- Task prompt
Word for word, copy out every line of the records, omitting each picture.

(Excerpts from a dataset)
#####

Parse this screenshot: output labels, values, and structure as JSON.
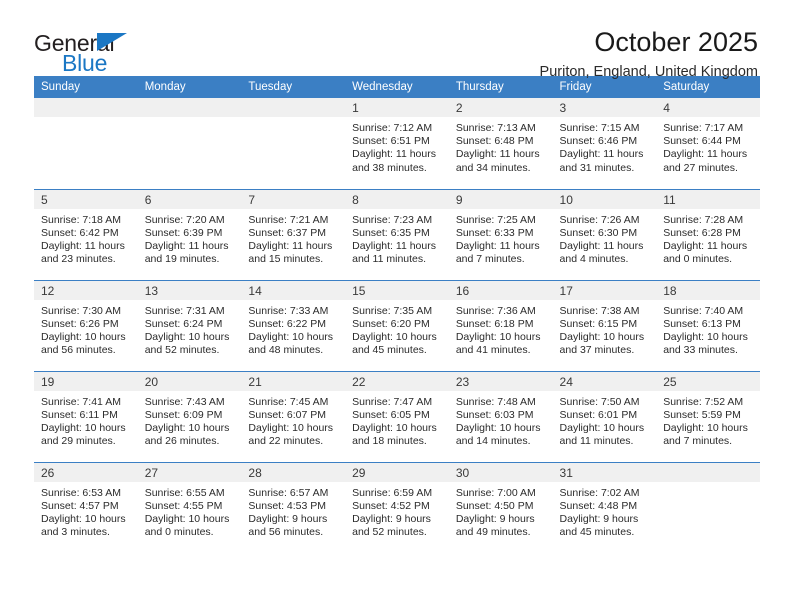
{
  "brand": {
    "name_part1": "General",
    "name_part2": "Blue",
    "accent_color": "#1b77c4"
  },
  "header": {
    "title": "October 2025",
    "subtitle": "Puriton, England, United Kingdom"
  },
  "calendar": {
    "header_bg": "#3b7fc4",
    "daynum_bg": "#f0f0f0",
    "weekday_names": [
      "Sunday",
      "Monday",
      "Tuesday",
      "Wednesday",
      "Thursday",
      "Friday",
      "Saturday"
    ],
    "weeks": [
      [
        {
          "day": "",
          "empty": true
        },
        {
          "day": "",
          "empty": true
        },
        {
          "day": "",
          "empty": true
        },
        {
          "day": "1",
          "sunrise": "Sunrise: 7:12 AM",
          "sunset": "Sunset: 6:51 PM",
          "daylight1": "Daylight: 11 hours",
          "daylight2": "and 38 minutes."
        },
        {
          "day": "2",
          "sunrise": "Sunrise: 7:13 AM",
          "sunset": "Sunset: 6:48 PM",
          "daylight1": "Daylight: 11 hours",
          "daylight2": "and 34 minutes."
        },
        {
          "day": "3",
          "sunrise": "Sunrise: 7:15 AM",
          "sunset": "Sunset: 6:46 PM",
          "daylight1": "Daylight: 11 hours",
          "daylight2": "and 31 minutes."
        },
        {
          "day": "4",
          "sunrise": "Sunrise: 7:17 AM",
          "sunset": "Sunset: 6:44 PM",
          "daylight1": "Daylight: 11 hours",
          "daylight2": "and 27 minutes."
        }
      ],
      [
        {
          "day": "5",
          "sunrise": "Sunrise: 7:18 AM",
          "sunset": "Sunset: 6:42 PM",
          "daylight1": "Daylight: 11 hours",
          "daylight2": "and 23 minutes."
        },
        {
          "day": "6",
          "sunrise": "Sunrise: 7:20 AM",
          "sunset": "Sunset: 6:39 PM",
          "daylight1": "Daylight: 11 hours",
          "daylight2": "and 19 minutes."
        },
        {
          "day": "7",
          "sunrise": "Sunrise: 7:21 AM",
          "sunset": "Sunset: 6:37 PM",
          "daylight1": "Daylight: 11 hours",
          "daylight2": "and 15 minutes."
        },
        {
          "day": "8",
          "sunrise": "Sunrise: 7:23 AM",
          "sunset": "Sunset: 6:35 PM",
          "daylight1": "Daylight: 11 hours",
          "daylight2": "and 11 minutes."
        },
        {
          "day": "9",
          "sunrise": "Sunrise: 7:25 AM",
          "sunset": "Sunset: 6:33 PM",
          "daylight1": "Daylight: 11 hours",
          "daylight2": "and 7 minutes."
        },
        {
          "day": "10",
          "sunrise": "Sunrise: 7:26 AM",
          "sunset": "Sunset: 6:30 PM",
          "daylight1": "Daylight: 11 hours",
          "daylight2": "and 4 minutes."
        },
        {
          "day": "11",
          "sunrise": "Sunrise: 7:28 AM",
          "sunset": "Sunset: 6:28 PM",
          "daylight1": "Daylight: 11 hours",
          "daylight2": "and 0 minutes."
        }
      ],
      [
        {
          "day": "12",
          "sunrise": "Sunrise: 7:30 AM",
          "sunset": "Sunset: 6:26 PM",
          "daylight1": "Daylight: 10 hours",
          "daylight2": "and 56 minutes."
        },
        {
          "day": "13",
          "sunrise": "Sunrise: 7:31 AM",
          "sunset": "Sunset: 6:24 PM",
          "daylight1": "Daylight: 10 hours",
          "daylight2": "and 52 minutes."
        },
        {
          "day": "14",
          "sunrise": "Sunrise: 7:33 AM",
          "sunset": "Sunset: 6:22 PM",
          "daylight1": "Daylight: 10 hours",
          "daylight2": "and 48 minutes."
        },
        {
          "day": "15",
          "sunrise": "Sunrise: 7:35 AM",
          "sunset": "Sunset: 6:20 PM",
          "daylight1": "Daylight: 10 hours",
          "daylight2": "and 45 minutes."
        },
        {
          "day": "16",
          "sunrise": "Sunrise: 7:36 AM",
          "sunset": "Sunset: 6:18 PM",
          "daylight1": "Daylight: 10 hours",
          "daylight2": "and 41 minutes."
        },
        {
          "day": "17",
          "sunrise": "Sunrise: 7:38 AM",
          "sunset": "Sunset: 6:15 PM",
          "daylight1": "Daylight: 10 hours",
          "daylight2": "and 37 minutes."
        },
        {
          "day": "18",
          "sunrise": "Sunrise: 7:40 AM",
          "sunset": "Sunset: 6:13 PM",
          "daylight1": "Daylight: 10 hours",
          "daylight2": "and 33 minutes."
        }
      ],
      [
        {
          "day": "19",
          "sunrise": "Sunrise: 7:41 AM",
          "sunset": "Sunset: 6:11 PM",
          "daylight1": "Daylight: 10 hours",
          "daylight2": "and 29 minutes."
        },
        {
          "day": "20",
          "sunrise": "Sunrise: 7:43 AM",
          "sunset": "Sunset: 6:09 PM",
          "daylight1": "Daylight: 10 hours",
          "daylight2": "and 26 minutes."
        },
        {
          "day": "21",
          "sunrise": "Sunrise: 7:45 AM",
          "sunset": "Sunset: 6:07 PM",
          "daylight1": "Daylight: 10 hours",
          "daylight2": "and 22 minutes."
        },
        {
          "day": "22",
          "sunrise": "Sunrise: 7:47 AM",
          "sunset": "Sunset: 6:05 PM",
          "daylight1": "Daylight: 10 hours",
          "daylight2": "and 18 minutes."
        },
        {
          "day": "23",
          "sunrise": "Sunrise: 7:48 AM",
          "sunset": "Sunset: 6:03 PM",
          "daylight1": "Daylight: 10 hours",
          "daylight2": "and 14 minutes."
        },
        {
          "day": "24",
          "sunrise": "Sunrise: 7:50 AM",
          "sunset": "Sunset: 6:01 PM",
          "daylight1": "Daylight: 10 hours",
          "daylight2": "and 11 minutes."
        },
        {
          "day": "25",
          "sunrise": "Sunrise: 7:52 AM",
          "sunset": "Sunset: 5:59 PM",
          "daylight1": "Daylight: 10 hours",
          "daylight2": "and 7 minutes."
        }
      ],
      [
        {
          "day": "26",
          "sunrise": "Sunrise: 6:53 AM",
          "sunset": "Sunset: 4:57 PM",
          "daylight1": "Daylight: 10 hours",
          "daylight2": "and 3 minutes."
        },
        {
          "day": "27",
          "sunrise": "Sunrise: 6:55 AM",
          "sunset": "Sunset: 4:55 PM",
          "daylight1": "Daylight: 10 hours",
          "daylight2": "and 0 minutes."
        },
        {
          "day": "28",
          "sunrise": "Sunrise: 6:57 AM",
          "sunset": "Sunset: 4:53 PM",
          "daylight1": "Daylight: 9 hours",
          "daylight2": "and 56 minutes."
        },
        {
          "day": "29",
          "sunrise": "Sunrise: 6:59 AM",
          "sunset": "Sunset: 4:52 PM",
          "daylight1": "Daylight: 9 hours",
          "daylight2": "and 52 minutes."
        },
        {
          "day": "30",
          "sunrise": "Sunrise: 7:00 AM",
          "sunset": "Sunset: 4:50 PM",
          "daylight1": "Daylight: 9 hours",
          "daylight2": "and 49 minutes."
        },
        {
          "day": "31",
          "sunrise": "Sunrise: 7:02 AM",
          "sunset": "Sunset: 4:48 PM",
          "daylight1": "Daylight: 9 hours",
          "daylight2": "and 45 minutes."
        },
        {
          "day": "",
          "empty": true
        }
      ]
    ]
  }
}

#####

- Solution below
Parse this screenshot: output labels, values, and structure as JSON.
{
  "brand": {
    "name_part1": "General",
    "name_part2": "Blue",
    "accent_color": "#1b77c4"
  },
  "header": {
    "title": "October 2025",
    "subtitle": "Puriton, England, United Kingdom"
  },
  "calendar": {
    "header_bg": "#3b7fc4",
    "daynum_bg": "#f0f0f0",
    "weekday_names": [
      "Sunday",
      "Monday",
      "Tuesday",
      "Wednesday",
      "Thursday",
      "Friday",
      "Saturday"
    ],
    "weeks": [
      [
        {
          "day": "",
          "empty": true
        },
        {
          "day": "",
          "empty": true
        },
        {
          "day": "",
          "empty": true
        },
        {
          "day": "1",
          "sunrise": "Sunrise: 7:12 AM",
          "sunset": "Sunset: 6:51 PM",
          "daylight1": "Daylight: 11 hours",
          "daylight2": "and 38 minutes."
        },
        {
          "day": "2",
          "sunrise": "Sunrise: 7:13 AM",
          "sunset": "Sunset: 6:48 PM",
          "daylight1": "Daylight: 11 hours",
          "daylight2": "and 34 minutes."
        },
        {
          "day": "3",
          "sunrise": "Sunrise: 7:15 AM",
          "sunset": "Sunset: 6:46 PM",
          "daylight1": "Daylight: 11 hours",
          "daylight2": "and 31 minutes."
        },
        {
          "day": "4",
          "sunrise": "Sunrise: 7:17 AM",
          "sunset": "Sunset: 6:44 PM",
          "daylight1": "Daylight: 11 hours",
          "daylight2": "and 27 minutes."
        }
      ],
      [
        {
          "day": "5",
          "sunrise": "Sunrise: 7:18 AM",
          "sunset": "Sunset: 6:42 PM",
          "daylight1": "Daylight: 11 hours",
          "daylight2": "and 23 minutes."
        },
        {
          "day": "6",
          "sunrise": "Sunrise: 7:20 AM",
          "sunset": "Sunset: 6:39 PM",
          "daylight1": "Daylight: 11 hours",
          "daylight2": "and 19 minutes."
        },
        {
          "day": "7",
          "sunrise": "Sunrise: 7:21 AM",
          "sunset": "Sunset: 6:37 PM",
          "daylight1": "Daylight: 11 hours",
          "daylight2": "and 15 minutes."
        },
        {
          "day": "8",
          "sunrise": "Sunrise: 7:23 AM",
          "sunset": "Sunset: 6:35 PM",
          "daylight1": "Daylight: 11 hours",
          "daylight2": "and 11 minutes."
        },
        {
          "day": "9",
          "sunrise": "Sunrise: 7:25 AM",
          "sunset": "Sunset: 6:33 PM",
          "daylight1": "Daylight: 11 hours",
          "daylight2": "and 7 minutes."
        },
        {
          "day": "10",
          "sunrise": "Sunrise: 7:26 AM",
          "sunset": "Sunset: 6:30 PM",
          "daylight1": "Daylight: 11 hours",
          "daylight2": "and 4 minutes."
        },
        {
          "day": "11",
          "sunrise": "Sunrise: 7:28 AM",
          "sunset": "Sunset: 6:28 PM",
          "daylight1": "Daylight: 11 hours",
          "daylight2": "and 0 minutes."
        }
      ],
      [
        {
          "day": "12",
          "sunrise": "Sunrise: 7:30 AM",
          "sunset": "Sunset: 6:26 PM",
          "daylight1": "Daylight: 10 hours",
          "daylight2": "and 56 minutes."
        },
        {
          "day": "13",
          "sunrise": "Sunrise: 7:31 AM",
          "sunset": "Sunset: 6:24 PM",
          "daylight1": "Daylight: 10 hours",
          "daylight2": "and 52 minutes."
        },
        {
          "day": "14",
          "sunrise": "Sunrise: 7:33 AM",
          "sunset": "Sunset: 6:22 PM",
          "daylight1": "Daylight: 10 hours",
          "daylight2": "and 48 minutes."
        },
        {
          "day": "15",
          "sunrise": "Sunrise: 7:35 AM",
          "sunset": "Sunset: 6:20 PM",
          "daylight1": "Daylight: 10 hours",
          "daylight2": "and 45 minutes."
        },
        {
          "day": "16",
          "sunrise": "Sunrise: 7:36 AM",
          "sunset": "Sunset: 6:18 PM",
          "daylight1": "Daylight: 10 hours",
          "daylight2": "and 41 minutes."
        },
        {
          "day": "17",
          "sunrise": "Sunrise: 7:38 AM",
          "sunset": "Sunset: 6:15 PM",
          "daylight1": "Daylight: 10 hours",
          "daylight2": "and 37 minutes."
        },
        {
          "day": "18",
          "sunrise": "Sunrise: 7:40 AM",
          "sunset": "Sunset: 6:13 PM",
          "daylight1": "Daylight: 10 hours",
          "daylight2": "and 33 minutes."
        }
      ],
      [
        {
          "day": "19",
          "sunrise": "Sunrise: 7:41 AM",
          "sunset": "Sunset: 6:11 PM",
          "daylight1": "Daylight: 10 hours",
          "daylight2": "and 29 minutes."
        },
        {
          "day": "20",
          "sunrise": "Sunrise: 7:43 AM",
          "sunset": "Sunset: 6:09 PM",
          "daylight1": "Daylight: 10 hours",
          "daylight2": "and 26 minutes."
        },
        {
          "day": "21",
          "sunrise": "Sunrise: 7:45 AM",
          "sunset": "Sunset: 6:07 PM",
          "daylight1": "Daylight: 10 hours",
          "daylight2": "and 22 minutes."
        },
        {
          "day": "22",
          "sunrise": "Sunrise: 7:47 AM",
          "sunset": "Sunset: 6:05 PM",
          "daylight1": "Daylight: 10 hours",
          "daylight2": "and 18 minutes."
        },
        {
          "day": "23",
          "sunrise": "Sunrise: 7:48 AM",
          "sunset": "Sunset: 6:03 PM",
          "daylight1": "Daylight: 10 hours",
          "daylight2": "and 14 minutes."
        },
        {
          "day": "24",
          "sunrise": "Sunrise: 7:50 AM",
          "sunset": "Sunset: 6:01 PM",
          "daylight1": "Daylight: 10 hours",
          "daylight2": "and 11 minutes."
        },
        {
          "day": "25",
          "sunrise": "Sunrise: 7:52 AM",
          "sunset": "Sunset: 5:59 PM",
          "daylight1": "Daylight: 10 hours",
          "daylight2": "and 7 minutes."
        }
      ],
      [
        {
          "day": "26",
          "sunrise": "Sunrise: 6:53 AM",
          "sunset": "Sunset: 4:57 PM",
          "daylight1": "Daylight: 10 hours",
          "daylight2": "and 3 minutes."
        },
        {
          "day": "27",
          "sunrise": "Sunrise: 6:55 AM",
          "sunset": "Sunset: 4:55 PM",
          "daylight1": "Daylight: 10 hours",
          "daylight2": "and 0 minutes."
        },
        {
          "day": "28",
          "sunrise": "Sunrise: 6:57 AM",
          "sunset": "Sunset: 4:53 PM",
          "daylight1": "Daylight: 9 hours",
          "daylight2": "and 56 minutes."
        },
        {
          "day": "29",
          "sunrise": "Sunrise: 6:59 AM",
          "sunset": "Sunset: 4:52 PM",
          "daylight1": "Daylight: 9 hours",
          "daylight2": "and 52 minutes."
        },
        {
          "day": "30",
          "sunrise": "Sunrise: 7:00 AM",
          "sunset": "Sunset: 4:50 PM",
          "daylight1": "Daylight: 9 hours",
          "daylight2": "and 49 minutes."
        },
        {
          "day": "31",
          "sunrise": "Sunrise: 7:02 AM",
          "sunset": "Sunset: 4:48 PM",
          "daylight1": "Daylight: 9 hours",
          "daylight2": "and 45 minutes."
        },
        {
          "day": "",
          "empty": true
        }
      ]
    ]
  }
}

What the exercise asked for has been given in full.